The Irish Football Association has been criticised for its handling of the chip scandal that rocked Irish football.
A letter of complaint was sent to the IRFU, the Football Association of Ireland and the Football League on Friday, with the former accusing the latter of “blatantly disregarding the seriousness of the matter and the gravity of the consequences” and the latter, the Irish Independent has learnt, “deliberately ignoring” the matter.
It comes after the FA issued an apology on Thursday after its chairman and chief executive, Stephen Ford, said the FA would no longer stand by a decision to suspend a player who had been banned for a year for taking part in the incident at Hillsborough.
The player, Kieran Murphy, was suspended for three months, the FA said, with a decision expected by Monday.
It came as the FA’s president, Mike Ashley, said: “It’s a big issue, a very serious issue, that is why we have a process of independent investigation.”
It is absolutely not a matter that is going to be taken lightly by anyone, including football.
“We are going to stand up for football in this matter, but at the same time, we have to respect the seriousness with which this has been dealt with.”

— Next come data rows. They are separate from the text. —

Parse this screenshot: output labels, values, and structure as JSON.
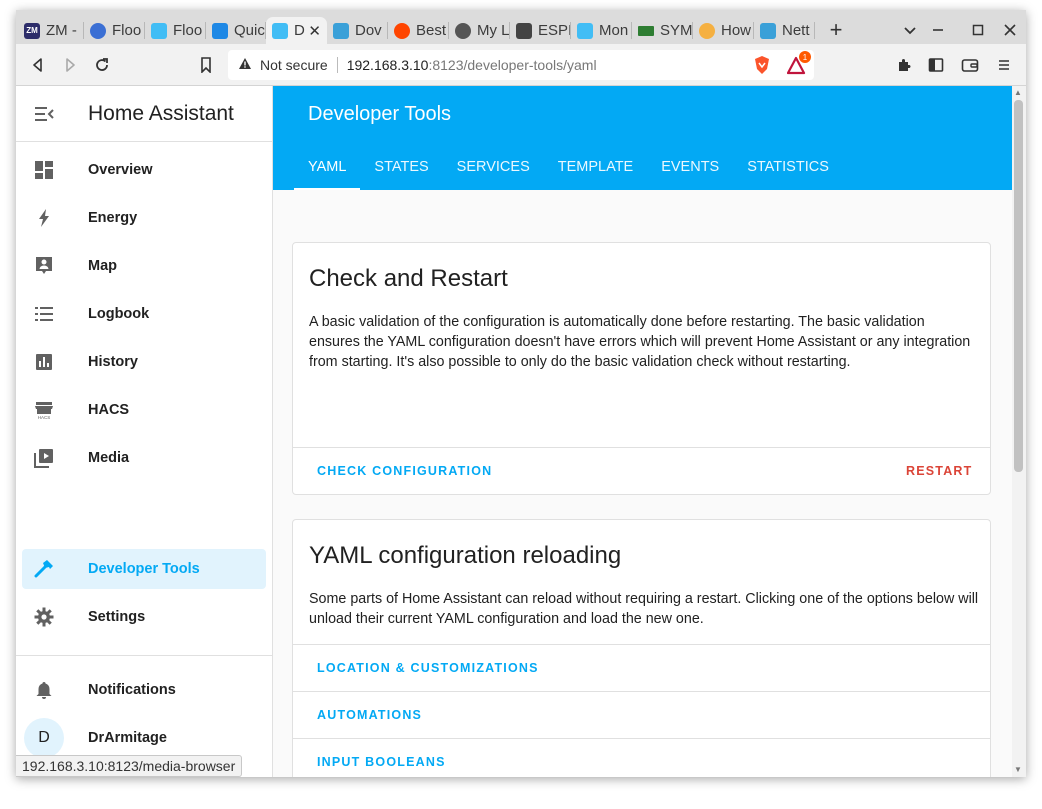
{
  "browser": {
    "tabs": [
      {
        "label": "ZM -",
        "fav_color": "#2d2d6a",
        "fav_text": "ZM"
      },
      {
        "label": "Floo",
        "fav_color": "#3b6fd4",
        "fav_text": ""
      },
      {
        "label": "Floo",
        "fav_color": "#41bdf5",
        "fav_text": ""
      },
      {
        "label": "Quic",
        "fav_color": "#1e88e5",
        "fav_text": ""
      },
      {
        "label": "D",
        "fav_color": "#41bdf5",
        "fav_text": ""
      },
      {
        "label": "Dov",
        "fav_color": "#3aa0d8",
        "fav_text": ""
      },
      {
        "label": "Best",
        "fav_color": "#ff4500",
        "fav_text": ""
      },
      {
        "label": "My L",
        "fav_color": "#555555",
        "fav_text": ""
      },
      {
        "label": "ESPI",
        "fav_color": "#444444",
        "fav_text": ""
      },
      {
        "label": "Mon",
        "fav_color": "#41bdf5",
        "fav_text": ""
      },
      {
        "label": "SYM",
        "fav_color": "#2e7d32",
        "fav_text": ""
      },
      {
        "label": "How",
        "fav_color": "#f5b041",
        "fav_text": ""
      },
      {
        "label": "Nett",
        "fav_color": "#3aa0d8",
        "fav_text": ""
      }
    ],
    "new_tab": "+",
    "address": {
      "security": "Not secure",
      "host": "192.168.3.10",
      "path": ":8123/developer-tools/yaml"
    },
    "shield_badge": "1",
    "status_url": "192.168.3.10:8123/media-browser"
  },
  "sidebar": {
    "title": "Home Assistant",
    "items": [
      {
        "label": "Overview",
        "icon": "dashboard-icon"
      },
      {
        "label": "Energy",
        "icon": "lightning-icon"
      },
      {
        "label": "Map",
        "icon": "map-icon"
      },
      {
        "label": "Logbook",
        "icon": "list-icon"
      },
      {
        "label": "History",
        "icon": "chart-icon"
      },
      {
        "label": "HACS",
        "icon": "hacs-icon"
      },
      {
        "label": "Media",
        "icon": "play-icon"
      },
      {
        "label": "Developer Tools",
        "icon": "hammer-icon"
      },
      {
        "label": "Settings",
        "icon": "gear-icon"
      },
      {
        "label": "Notifications",
        "icon": "bell-icon"
      },
      {
        "label": "DrArmitage",
        "icon": "avatar"
      }
    ],
    "avatar_initial": "D"
  },
  "header": {
    "title": "Developer Tools",
    "tabs": [
      "YAML",
      "STATES",
      "SERVICES",
      "TEMPLATE",
      "EVENTS",
      "STATISTICS"
    ]
  },
  "check_card": {
    "title": "Check and Restart",
    "body": "A basic validation of the configuration is automatically done before restarting. The basic validation ensures the YAML configuration doesn't have errors which will prevent Home Assistant or any integration from starting. It's also possible to only do the basic validation check without restarting.",
    "check_label": "CHECK CONFIGURATION",
    "restart_label": "RESTART"
  },
  "reload_card": {
    "title": "YAML configuration reloading",
    "body": "Some parts of Home Assistant can reload without requiring a restart. Clicking one of the options below will unload their current YAML configuration and load the new one.",
    "items": [
      "LOCATION & CUSTOMIZATIONS",
      "AUTOMATIONS",
      "INPUT BOOLEANS"
    ]
  },
  "colors": {
    "primary": "#03a9f4",
    "error": "#db4437"
  }
}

I am not going to say that it is easy, but we have got to respect what is the outcome of the investigation, but I think it is a very important issue.
“Mr Ford said he was “very proud” of the way the FA handled the issue.”
There is a process in place that we have put in place,” he said.”
The decision we made at the start of the year was that if it was something that was considered by the club to be of any concern to the club then it would be reviewed and we would make a decision.
“The FA’s decision to remove the suspension came as an internal investigation was underway into the circumstances surrounding the incident that led to the suspension of two players.
The investigation, led by an independent panel, will be overseen by a disciplinary panel, with each player subject to a separate hearing.